Finding the Right Office Environment
The office environment is the physical space that you are existing in every day. Sure, a flashy office space might not make or break your decision to accept a job, but it can certainly make your days more enjoyable. Having a spacious office with lots of natural light and plants has been shown to improve general office morale and employee happiness. It can also be an indication of the larger office culture–how much time and energy your company devotes to employee happiness.
It’s also important to be aware of what kind of work environment is going to facilitate your success at the company. Do you absolutely loathe open plan office spaces? Or does having a cubicle or office make you feel too isolated? It’s good to get a sense of your own preferences so that you can keep this in mind when you’re considering a new role.
What Perks to Look For
Job perks are another important factor that you don’t want to overlook when searching for a new gig, but it’s important to focus on the right perks.
While free snacks, Thirsty Thursdays, and ping pong tables in the office might sound like fun, these aren’t the kind of perks that will necessarily make you happy in the long run at your job.
Instead, look out for benefits like remote work flexibility, bonuses, time off for vacation or parental leave, wellness programs, or transportation and parking reimbursement programs. Look for perks that will add long-term value to your life while making it easier.
And again, the types of perks offered can give you an indication of the overall company culture. Are they trying to cultivate a fun “party” atmosphere at work? Or is it a more traditional office environment? The perks you’re offered can give you an indication, and it’s a good idea to keep in mind the things that are really important to you as that will go into the type of culture you will thrive in.
A company’s culture has much more to do with the tone set by the people running the company and who they choose to hire.
When it comes down to it, culture has much more to do with the intrinsic values of your company and the people who work there. Your company’s approach to inclusion, the way it values its employees, their approach to problem-solving, development, and morale, etc. all play a part in a company’s overall culture.
You may have read online or in the news about companies or startups with “toxic” and exclusive C-suite executives. Or you may have heard of companies making strides for equality or providing much-needed benefits for their employees. These are all symptoms of either unhealthy or healthy company cultures and it’s important to do your research on what a particular company is like before signing on.
Ideally, the hiring manager you work with will also be able to provide some general descriptions as to their company culture, because it is better for everyone to know upfront if it’s going to be a good fit (see: Questions You Should Always Ask in a Job Interview). It can also be helpful to make a list of things that are important to you in a company culture.
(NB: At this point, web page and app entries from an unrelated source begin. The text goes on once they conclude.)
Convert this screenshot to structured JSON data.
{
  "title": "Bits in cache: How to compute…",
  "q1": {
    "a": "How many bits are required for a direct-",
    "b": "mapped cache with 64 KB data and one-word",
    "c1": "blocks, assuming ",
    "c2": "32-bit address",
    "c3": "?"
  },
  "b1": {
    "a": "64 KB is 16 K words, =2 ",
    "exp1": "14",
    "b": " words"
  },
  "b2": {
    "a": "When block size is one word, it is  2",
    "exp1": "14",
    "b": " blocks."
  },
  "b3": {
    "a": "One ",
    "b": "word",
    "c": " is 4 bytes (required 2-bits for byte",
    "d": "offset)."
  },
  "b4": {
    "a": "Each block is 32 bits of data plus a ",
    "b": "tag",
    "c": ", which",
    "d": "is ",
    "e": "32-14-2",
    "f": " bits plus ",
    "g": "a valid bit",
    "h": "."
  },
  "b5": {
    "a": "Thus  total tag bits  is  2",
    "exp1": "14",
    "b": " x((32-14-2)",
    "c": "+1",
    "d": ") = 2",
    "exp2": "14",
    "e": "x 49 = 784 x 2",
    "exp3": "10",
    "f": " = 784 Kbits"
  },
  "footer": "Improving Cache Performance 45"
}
At Scouted, we use some of these words to describe our partner companies’ cultures:
- Sophisticated / Classy
What are a few that stand out to you?
It’s also a good idea to ask questions about promotions and if the company wants to encourage its employees to try out different roles and move up in the company (see: Why Companies Should Offer Employees Mentorships, Certifications, and Personal Growth Opportunities).
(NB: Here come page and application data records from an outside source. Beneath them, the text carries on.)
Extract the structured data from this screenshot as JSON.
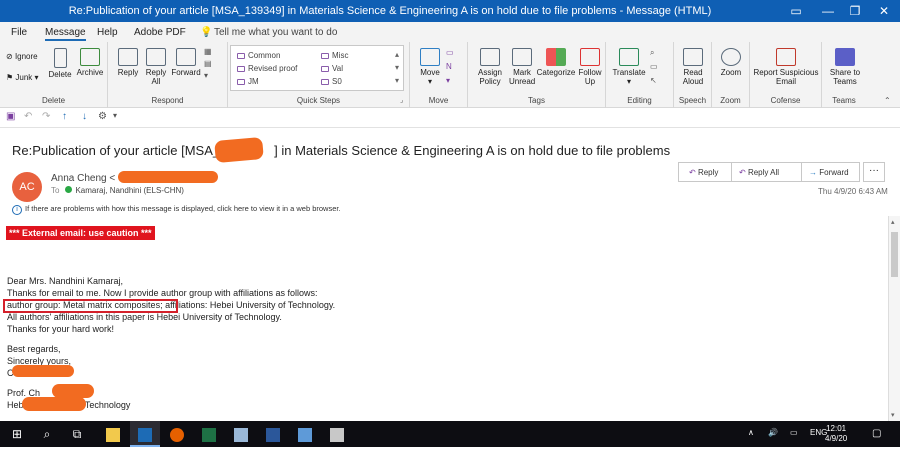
{
  "window": {
    "title": "Re:Publication of your article [MSA_139349] in Materials Science & Engineering A is on hold due to file problems - Message (HTML)"
  },
  "menu": {
    "items": [
      "File",
      "Message",
      "Help",
      "Adobe PDF"
    ],
    "tellme": "Tell me what you want to do"
  },
  "ribbon": {
    "delete": {
      "ignore": "Ignore",
      "junk": "Junk",
      "delete": "Delete",
      "archive": "Archive",
      "label": "Delete"
    },
    "respond": {
      "reply": "Reply",
      "reply_all": "Reply All",
      "forward": "Forward",
      "label": "Respond"
    },
    "quicksteps": {
      "items": [
        "Common",
        "Misc",
        "Revised proof",
        "Val",
        "JM",
        "S0"
      ],
      "label": "Quick Steps"
    },
    "move": {
      "move": "Move",
      "label": "Move"
    },
    "tags": {
      "assign_policy": "Assign Policy",
      "mark_unread": "Mark Unread",
      "categorize": "Categorize",
      "follow_up": "Follow Up",
      "label": "Tags"
    },
    "editing": {
      "translate": "Translate",
      "label": "Editing"
    },
    "speech": {
      "read_aloud": "Read Aloud",
      "label": "Speech"
    },
    "zoom": {
      "zoom": "Zoom",
      "label": "Zoom"
    },
    "cofense": {
      "report": "Report Suspicious Email",
      "label": "Cofense"
    },
    "teams": {
      "share": "Share to Teams",
      "label": "Teams"
    }
  },
  "message": {
    "subject_prefix": "Re:Publication of your article [MSA_",
    "subject_suffix": "] in Materials Science & Engineering A is on hold due to file problems",
    "avatar": "AC",
    "sender": "Anna Cheng <",
    "to_label": "To",
    "recipient": "Kamaraj, Nandhini (ELS-CHN)",
    "date": "Thu 4/9/20 6:43 AM",
    "info": "If there are problems with how this message is displayed, click here to view it in a web browser.",
    "actions": {
      "reply": "Reply",
      "reply_all": "Reply All",
      "forward": "Forward",
      "more": "···"
    }
  },
  "body": {
    "warning": "*** External email: use caution ***",
    "lines": [
      "Dear Mrs. Nandhini Kamaraj,",
      "Thanks for email to me. Now I provide author group with affiliations as follows:",
      "author group: Metal matrix composites; affiliations: Hebei University of Technology.",
      "All authors' affiliations in this paper is Hebei University of Technology.",
      "Thanks for your hard work!",
      "Best regards,",
      "Sincerely yours,",
      "C",
      "Prof. Ch",
      "Hebei University of Technology"
    ]
  },
  "taskbar": {
    "time": "12:01",
    "date": "4/9/20",
    "lang": "ENG"
  }
}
Company culture can often be what makes or breaks a job for someone, because if you don’t mesh with your coworkers and the culture where you spend a large portion of your time, it’s unlikely you’ll want to stay very long.
Office environment, company culture, and perks are major factors in employee satisfaction and retention, so it’s very important to consider all of these elements when searching for a new job.
You want to work for a company that is considerate of its employees and hopes to provide you an enjoyable workplace with high morale so that you can do your best work. The type of company culture that you want could also change throughout your career so don’t be afraid to have an open mind when working somewhere new! Ask questions and find the company culture that is right for you!